Congressman Greg Walden

Representing the 2nd District of Oregon

Greg Walden Talks Robocalls, Border Crisis, Wildfire Prevention

August 1, 2019
Press Release
Speaks on KEX's The Mark Mason Show

Click here or on the photo above to listen to Rep. Walden's full interview.

 

Representative Greg Walden (R-Hood River) recently spoke on KEX's The Mark Mason Show about his efforts to stop illegal robocalls, his recent trip to the southern border, and wildfire prevention.

Walden started out by speaking with Mark about the need to put an end to annoying robocalls.

"So, here’s a number for you: 47.8 billion," said Walden. "Here’s another number: in the 541-area code, which of course I care most about in Oregon, 11.5 million calls in June; all illegal robocalls."

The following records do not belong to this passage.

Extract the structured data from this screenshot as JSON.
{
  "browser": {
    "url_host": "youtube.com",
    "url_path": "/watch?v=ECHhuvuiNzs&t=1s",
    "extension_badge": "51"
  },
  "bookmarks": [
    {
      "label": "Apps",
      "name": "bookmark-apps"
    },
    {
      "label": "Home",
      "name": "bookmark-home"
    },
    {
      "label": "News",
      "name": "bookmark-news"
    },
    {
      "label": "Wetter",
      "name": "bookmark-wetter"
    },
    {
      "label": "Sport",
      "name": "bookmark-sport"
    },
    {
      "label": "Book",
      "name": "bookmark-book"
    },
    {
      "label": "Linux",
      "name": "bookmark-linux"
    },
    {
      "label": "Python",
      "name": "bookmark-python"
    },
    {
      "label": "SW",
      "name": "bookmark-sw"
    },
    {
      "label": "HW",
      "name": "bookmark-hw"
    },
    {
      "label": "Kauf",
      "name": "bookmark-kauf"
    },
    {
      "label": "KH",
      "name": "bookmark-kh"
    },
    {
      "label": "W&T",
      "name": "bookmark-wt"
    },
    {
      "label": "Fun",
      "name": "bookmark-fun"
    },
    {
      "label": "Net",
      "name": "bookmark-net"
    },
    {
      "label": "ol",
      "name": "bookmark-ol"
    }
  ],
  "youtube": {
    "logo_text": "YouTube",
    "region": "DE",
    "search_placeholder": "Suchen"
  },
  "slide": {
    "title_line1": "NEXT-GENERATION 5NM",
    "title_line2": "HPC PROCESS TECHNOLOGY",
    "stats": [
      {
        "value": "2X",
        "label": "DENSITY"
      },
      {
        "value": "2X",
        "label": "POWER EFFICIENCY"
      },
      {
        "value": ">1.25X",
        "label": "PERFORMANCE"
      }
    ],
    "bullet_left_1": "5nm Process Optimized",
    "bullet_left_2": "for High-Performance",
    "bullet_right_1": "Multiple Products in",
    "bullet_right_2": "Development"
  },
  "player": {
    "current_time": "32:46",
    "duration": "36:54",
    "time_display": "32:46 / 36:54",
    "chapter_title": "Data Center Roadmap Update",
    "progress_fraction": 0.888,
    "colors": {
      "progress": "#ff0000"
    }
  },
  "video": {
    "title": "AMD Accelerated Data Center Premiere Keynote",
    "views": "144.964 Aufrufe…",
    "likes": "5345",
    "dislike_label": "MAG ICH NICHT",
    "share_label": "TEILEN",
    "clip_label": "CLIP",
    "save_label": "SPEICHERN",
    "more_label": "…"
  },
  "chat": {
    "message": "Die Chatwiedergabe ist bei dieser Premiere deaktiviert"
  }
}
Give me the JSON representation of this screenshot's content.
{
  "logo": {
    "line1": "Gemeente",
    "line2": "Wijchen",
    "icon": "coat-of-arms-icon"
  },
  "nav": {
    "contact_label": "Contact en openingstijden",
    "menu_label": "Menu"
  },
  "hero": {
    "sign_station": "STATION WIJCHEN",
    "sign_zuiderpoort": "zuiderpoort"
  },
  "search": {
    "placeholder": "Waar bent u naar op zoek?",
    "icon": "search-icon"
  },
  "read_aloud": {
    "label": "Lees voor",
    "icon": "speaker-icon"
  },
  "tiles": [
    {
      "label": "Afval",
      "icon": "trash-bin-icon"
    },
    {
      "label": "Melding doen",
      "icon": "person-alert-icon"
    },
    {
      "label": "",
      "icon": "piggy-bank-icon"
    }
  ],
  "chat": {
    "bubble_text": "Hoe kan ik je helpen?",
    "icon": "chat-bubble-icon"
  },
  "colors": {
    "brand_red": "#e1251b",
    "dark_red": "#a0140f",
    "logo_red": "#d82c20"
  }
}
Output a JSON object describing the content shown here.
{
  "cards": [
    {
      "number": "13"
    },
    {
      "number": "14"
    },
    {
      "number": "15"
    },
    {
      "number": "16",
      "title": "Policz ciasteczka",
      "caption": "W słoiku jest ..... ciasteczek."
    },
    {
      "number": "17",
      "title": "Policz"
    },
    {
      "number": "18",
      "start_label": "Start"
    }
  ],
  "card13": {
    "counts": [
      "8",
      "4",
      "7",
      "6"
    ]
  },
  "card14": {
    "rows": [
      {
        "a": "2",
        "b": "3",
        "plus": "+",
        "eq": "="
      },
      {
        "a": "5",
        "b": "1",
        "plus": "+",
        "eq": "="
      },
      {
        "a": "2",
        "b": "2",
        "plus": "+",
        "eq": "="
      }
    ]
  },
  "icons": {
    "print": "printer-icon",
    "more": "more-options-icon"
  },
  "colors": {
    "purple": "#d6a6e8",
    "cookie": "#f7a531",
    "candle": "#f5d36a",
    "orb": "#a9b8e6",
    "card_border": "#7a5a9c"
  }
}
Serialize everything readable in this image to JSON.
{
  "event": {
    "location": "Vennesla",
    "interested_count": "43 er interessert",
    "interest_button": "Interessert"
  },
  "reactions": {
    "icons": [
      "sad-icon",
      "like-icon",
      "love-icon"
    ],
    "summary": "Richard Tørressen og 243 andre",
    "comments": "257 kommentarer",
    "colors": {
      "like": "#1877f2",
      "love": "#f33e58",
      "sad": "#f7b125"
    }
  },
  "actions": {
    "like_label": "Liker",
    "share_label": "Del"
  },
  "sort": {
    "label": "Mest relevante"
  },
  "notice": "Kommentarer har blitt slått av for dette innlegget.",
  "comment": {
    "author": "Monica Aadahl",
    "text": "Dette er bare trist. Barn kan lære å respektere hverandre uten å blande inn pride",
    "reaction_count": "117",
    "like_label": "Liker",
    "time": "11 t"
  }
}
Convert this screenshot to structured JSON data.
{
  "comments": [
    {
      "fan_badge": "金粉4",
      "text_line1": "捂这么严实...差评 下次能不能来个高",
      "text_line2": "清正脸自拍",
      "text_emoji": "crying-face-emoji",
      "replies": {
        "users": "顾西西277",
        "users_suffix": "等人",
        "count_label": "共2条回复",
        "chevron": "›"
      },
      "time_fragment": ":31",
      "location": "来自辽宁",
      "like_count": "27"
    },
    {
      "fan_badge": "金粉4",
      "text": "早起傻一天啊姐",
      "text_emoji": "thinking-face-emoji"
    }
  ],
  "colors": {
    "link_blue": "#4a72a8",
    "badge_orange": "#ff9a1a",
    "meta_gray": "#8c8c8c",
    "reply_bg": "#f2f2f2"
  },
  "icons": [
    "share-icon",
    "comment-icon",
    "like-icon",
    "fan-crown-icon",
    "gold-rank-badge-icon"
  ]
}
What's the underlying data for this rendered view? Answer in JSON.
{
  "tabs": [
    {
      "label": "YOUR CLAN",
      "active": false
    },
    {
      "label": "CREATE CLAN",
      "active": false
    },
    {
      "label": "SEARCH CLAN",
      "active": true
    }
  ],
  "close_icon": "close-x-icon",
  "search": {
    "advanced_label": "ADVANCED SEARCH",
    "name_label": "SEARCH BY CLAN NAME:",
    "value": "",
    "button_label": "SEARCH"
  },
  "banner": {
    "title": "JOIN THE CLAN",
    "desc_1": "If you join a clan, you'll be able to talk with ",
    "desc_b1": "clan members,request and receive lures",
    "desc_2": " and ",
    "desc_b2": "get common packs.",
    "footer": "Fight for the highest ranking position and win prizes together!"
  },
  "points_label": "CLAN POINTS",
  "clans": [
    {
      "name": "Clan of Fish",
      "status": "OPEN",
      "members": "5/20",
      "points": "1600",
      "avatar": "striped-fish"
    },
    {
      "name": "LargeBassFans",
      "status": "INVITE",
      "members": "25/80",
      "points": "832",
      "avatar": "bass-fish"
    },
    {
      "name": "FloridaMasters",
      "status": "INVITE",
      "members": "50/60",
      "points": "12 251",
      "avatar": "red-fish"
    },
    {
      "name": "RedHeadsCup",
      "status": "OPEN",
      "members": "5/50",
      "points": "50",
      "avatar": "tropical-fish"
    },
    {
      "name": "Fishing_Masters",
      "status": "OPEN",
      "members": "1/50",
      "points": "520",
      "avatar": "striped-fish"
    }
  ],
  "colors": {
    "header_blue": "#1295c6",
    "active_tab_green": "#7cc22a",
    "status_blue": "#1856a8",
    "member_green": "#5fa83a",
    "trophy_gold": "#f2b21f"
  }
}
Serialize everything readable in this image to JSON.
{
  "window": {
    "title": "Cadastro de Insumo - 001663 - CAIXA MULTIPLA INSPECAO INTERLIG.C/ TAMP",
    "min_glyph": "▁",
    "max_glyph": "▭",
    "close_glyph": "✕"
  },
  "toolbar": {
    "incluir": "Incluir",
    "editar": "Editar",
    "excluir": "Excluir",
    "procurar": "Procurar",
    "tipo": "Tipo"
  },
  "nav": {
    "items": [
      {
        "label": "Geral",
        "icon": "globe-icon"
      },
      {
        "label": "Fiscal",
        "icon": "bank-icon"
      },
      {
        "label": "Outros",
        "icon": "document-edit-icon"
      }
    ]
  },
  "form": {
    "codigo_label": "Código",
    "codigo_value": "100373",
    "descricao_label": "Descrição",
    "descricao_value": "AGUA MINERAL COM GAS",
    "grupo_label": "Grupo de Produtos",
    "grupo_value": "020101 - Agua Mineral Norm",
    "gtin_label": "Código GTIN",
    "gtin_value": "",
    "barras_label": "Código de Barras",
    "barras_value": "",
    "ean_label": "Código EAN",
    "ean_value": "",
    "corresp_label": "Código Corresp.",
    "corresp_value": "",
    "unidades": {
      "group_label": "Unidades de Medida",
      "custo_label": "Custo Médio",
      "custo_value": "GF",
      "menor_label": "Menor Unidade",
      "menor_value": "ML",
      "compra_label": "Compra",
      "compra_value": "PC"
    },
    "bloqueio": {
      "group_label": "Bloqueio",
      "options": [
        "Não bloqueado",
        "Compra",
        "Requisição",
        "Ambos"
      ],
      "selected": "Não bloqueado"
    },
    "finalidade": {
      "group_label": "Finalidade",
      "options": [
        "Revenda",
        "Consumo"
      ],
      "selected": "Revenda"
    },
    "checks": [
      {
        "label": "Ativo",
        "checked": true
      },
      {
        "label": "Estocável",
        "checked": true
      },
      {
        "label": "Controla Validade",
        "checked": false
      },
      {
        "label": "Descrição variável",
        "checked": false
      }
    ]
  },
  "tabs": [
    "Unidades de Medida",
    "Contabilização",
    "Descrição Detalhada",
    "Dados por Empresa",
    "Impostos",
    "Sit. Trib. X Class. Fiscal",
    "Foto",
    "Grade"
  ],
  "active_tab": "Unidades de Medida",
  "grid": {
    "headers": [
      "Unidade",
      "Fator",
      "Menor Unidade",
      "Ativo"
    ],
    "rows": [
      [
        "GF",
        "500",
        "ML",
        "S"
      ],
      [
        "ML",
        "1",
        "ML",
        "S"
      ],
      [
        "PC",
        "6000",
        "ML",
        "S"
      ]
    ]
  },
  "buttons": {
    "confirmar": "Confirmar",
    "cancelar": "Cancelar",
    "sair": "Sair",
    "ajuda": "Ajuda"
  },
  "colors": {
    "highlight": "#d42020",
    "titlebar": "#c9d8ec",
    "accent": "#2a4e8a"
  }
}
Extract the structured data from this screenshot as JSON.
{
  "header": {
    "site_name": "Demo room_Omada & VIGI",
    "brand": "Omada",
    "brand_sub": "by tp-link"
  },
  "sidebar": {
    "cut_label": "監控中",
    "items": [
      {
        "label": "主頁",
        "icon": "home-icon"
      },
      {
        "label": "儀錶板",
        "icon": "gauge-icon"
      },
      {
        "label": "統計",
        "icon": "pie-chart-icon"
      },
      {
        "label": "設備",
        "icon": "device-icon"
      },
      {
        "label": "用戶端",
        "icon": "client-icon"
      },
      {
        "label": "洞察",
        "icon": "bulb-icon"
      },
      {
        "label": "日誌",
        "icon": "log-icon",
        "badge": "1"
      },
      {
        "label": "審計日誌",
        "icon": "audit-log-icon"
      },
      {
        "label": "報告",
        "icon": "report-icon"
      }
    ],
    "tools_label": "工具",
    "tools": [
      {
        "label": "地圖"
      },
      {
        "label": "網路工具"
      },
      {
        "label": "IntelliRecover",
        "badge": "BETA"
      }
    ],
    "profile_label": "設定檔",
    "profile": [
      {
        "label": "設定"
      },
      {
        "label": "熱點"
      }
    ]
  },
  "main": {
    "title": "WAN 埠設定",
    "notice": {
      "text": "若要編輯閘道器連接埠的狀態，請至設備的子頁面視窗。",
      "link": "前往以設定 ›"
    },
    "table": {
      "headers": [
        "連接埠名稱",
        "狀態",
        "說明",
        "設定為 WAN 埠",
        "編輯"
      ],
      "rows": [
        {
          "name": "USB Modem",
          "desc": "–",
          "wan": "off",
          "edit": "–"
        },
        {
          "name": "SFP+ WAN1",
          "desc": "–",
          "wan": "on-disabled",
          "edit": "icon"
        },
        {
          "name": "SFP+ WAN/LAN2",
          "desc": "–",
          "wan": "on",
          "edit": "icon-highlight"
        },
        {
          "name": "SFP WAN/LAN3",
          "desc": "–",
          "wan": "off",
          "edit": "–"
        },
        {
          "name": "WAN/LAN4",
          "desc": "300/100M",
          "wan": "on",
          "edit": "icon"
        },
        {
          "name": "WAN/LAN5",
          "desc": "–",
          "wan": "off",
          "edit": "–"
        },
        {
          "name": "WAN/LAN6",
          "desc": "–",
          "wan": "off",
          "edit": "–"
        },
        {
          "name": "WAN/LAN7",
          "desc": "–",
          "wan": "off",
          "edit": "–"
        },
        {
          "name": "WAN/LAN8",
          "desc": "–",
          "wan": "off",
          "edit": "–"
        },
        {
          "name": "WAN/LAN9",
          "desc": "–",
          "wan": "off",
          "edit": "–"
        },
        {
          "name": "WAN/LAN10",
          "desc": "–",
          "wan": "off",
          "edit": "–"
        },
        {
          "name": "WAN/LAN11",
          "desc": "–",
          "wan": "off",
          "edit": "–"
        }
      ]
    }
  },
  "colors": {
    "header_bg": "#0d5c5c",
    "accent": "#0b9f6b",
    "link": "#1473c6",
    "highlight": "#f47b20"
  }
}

He then explained that the Stopping Bad Robocalls Act, which passed the House in July, would tell phone companies to use their caller authentication ability to authenticate the numbers and block them if they aren't real. The phone companies would do this at no cost to the consumer while also allowing the consumer to opt out of the service should they choose.

Walden went on to discuss the dangers of illegal robocalls,"We had testimony from a cancer center in Florida that had gotten spoofed, where someone was using their number, and calling patients and doctors. And you can imagine Mark, if you’re in treatment, you’re going to take that call, you’re going to believe it’s the cancer center in Florida. And you’re going to give them whatever they need, your social security number, your credit card number, whatever it is, right? They were interfering with the doctors’ daily routines and they were scamming patients. And so were going after them, were going to shut them down, and this legislation will go a long way toward achieving that."

When asked about the humanitarian crisis at the border, Walden spoke about his efforts to combat the problem.

"I supported the funding to deal with the humanitarian crisis to provide for medical assistance, food, shelter -- especially for these unaccompanied minors and families. We’ve had an enormous surge. In about 8 years in the early 2000s we'd have between 5,000 and 8,000 unaccompanied minors per year across the border. We're now approaching 60,000 unaccompanied minors this year alone, Mark."

He went on to discuss his recent trip to the southern border and how he visited one of the newer facilities in Texas that was built to help handle the influx of people.

"Our facilities were never built to handle this kind of influx. We ramped up with temporary facilities, that’s what I visited in Texas. They had 206 kids when I was there. They all had their own bunks, they had a 1 to 12 ratio of staff to kids, they had full medical services, 3 square meals a day, plus access to snacks anytime."

Walden also spoke about wildfire season and the critical need to take action.

"These fires have become an enormous business, they are enormously expensive to taxpayers, they are deadly to people, and we shouldn’t have the worst air quality short of Beijing, literally, every summer.”

He then discussed what can be done to prevent these fires. First, he highlighted the need for partnership between local fire officials and the Office of Bureau of Land Management (BLM) and Forest Service.

Walden went on, "Second, we did pass some legislation in the Farm Bill that’s given our Forest Service and BLM new tools to manage the forests, but third we need to pass the forest resiliency bill (the Resilient Federal Forest Act) which would allow us to go in after the fires, clean up the mess, plant a new forest quicker."

He continued, "I really believe that it works well in private land, county land, state land, we go in quickly, tribal land, and cut the burned dead trees where appropriate, while they still have value, and then you replant. On federal forest land, it is just not happening. Roadside clear, hazard trees get taken out and then virtually the rest is left standing until it falls and then it burns again in the next fire and destroys the soils even more. So, there is more work, legislatively, I think we need to do, but we are making some progress.”

You can listen to the full interview here.